Records supplied below:

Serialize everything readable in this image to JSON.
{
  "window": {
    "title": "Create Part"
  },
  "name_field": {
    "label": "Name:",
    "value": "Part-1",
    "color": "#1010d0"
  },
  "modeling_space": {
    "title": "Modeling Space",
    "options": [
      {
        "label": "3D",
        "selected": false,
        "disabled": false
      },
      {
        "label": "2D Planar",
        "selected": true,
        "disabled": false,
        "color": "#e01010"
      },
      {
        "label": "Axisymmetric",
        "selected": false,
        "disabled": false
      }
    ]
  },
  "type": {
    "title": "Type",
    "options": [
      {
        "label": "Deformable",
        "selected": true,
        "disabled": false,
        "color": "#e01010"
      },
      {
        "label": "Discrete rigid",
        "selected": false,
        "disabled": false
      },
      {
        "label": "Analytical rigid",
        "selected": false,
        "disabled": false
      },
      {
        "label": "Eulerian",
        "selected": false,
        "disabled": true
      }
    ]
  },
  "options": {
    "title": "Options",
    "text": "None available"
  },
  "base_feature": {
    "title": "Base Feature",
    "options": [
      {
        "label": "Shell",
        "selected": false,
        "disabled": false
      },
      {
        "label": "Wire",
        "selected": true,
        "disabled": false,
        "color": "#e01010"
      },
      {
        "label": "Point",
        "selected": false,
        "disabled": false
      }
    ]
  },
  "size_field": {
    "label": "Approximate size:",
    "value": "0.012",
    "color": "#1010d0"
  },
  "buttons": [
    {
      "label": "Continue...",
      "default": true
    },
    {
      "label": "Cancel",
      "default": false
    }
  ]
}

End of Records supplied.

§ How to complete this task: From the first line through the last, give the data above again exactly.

§ Task output:
Serialize everything readable in this image to JSON.
{
  "window": {
    "title": "Create Part"
  },
  "name_field": {
    "label": "Name:",
    "value": "Part-1",
    "color": "#1010d0"
  },
  "modeling_space": {
    "title": "Modeling Space",
    "options": [
      {
        "label": "3D",
        "selected": false,
        "disabled": false
      },
      {
        "label": "2D Planar",
        "selected": true,
        "disabled": false,
        "color": "#e01010"
      },
      {
        "label": "Axisymmetric",
        "selected": false,
        "disabled": false
      }
    ]
  },
  "type": {
    "title": "Type",
    "options": [
      {
        "label": "Deformable",
        "selected": true,
        "disabled": false,
        "color": "#e01010"
      },
      {
        "label": "Discrete rigid",
        "selected": false,
        "disabled": false
      },
      {
        "label": "Analytical rigid",
        "selected": false,
        "disabled": false
      },
      {
        "label": "Eulerian",
        "selected": false,
        "disabled": true
      }
    ]
  },
  "options": {
    "title": "Options",
    "text": "None available"
  },
  "base_feature": {
    "title": "Base Feature",
    "options": [
      {
        "label": "Shell",
        "selected": false,
        "disabled": false
      },
      {
        "label": "Wire",
        "selected": true,
        "disabled": false,
        "color": "#e01010"
      },
      {
        "label": "Point",
        "selected": false,
        "disabled": false
      }
    ]
  },
  "size_field": {
    "label": "Approximate size:",
    "value": "0.012",
    "color": "#1010d0"
  },
  "buttons": [
    {
      "label": "Continue...",
      "default": true
    },
    {
      "label": "Cancel",
      "default": false
    }
  ]
}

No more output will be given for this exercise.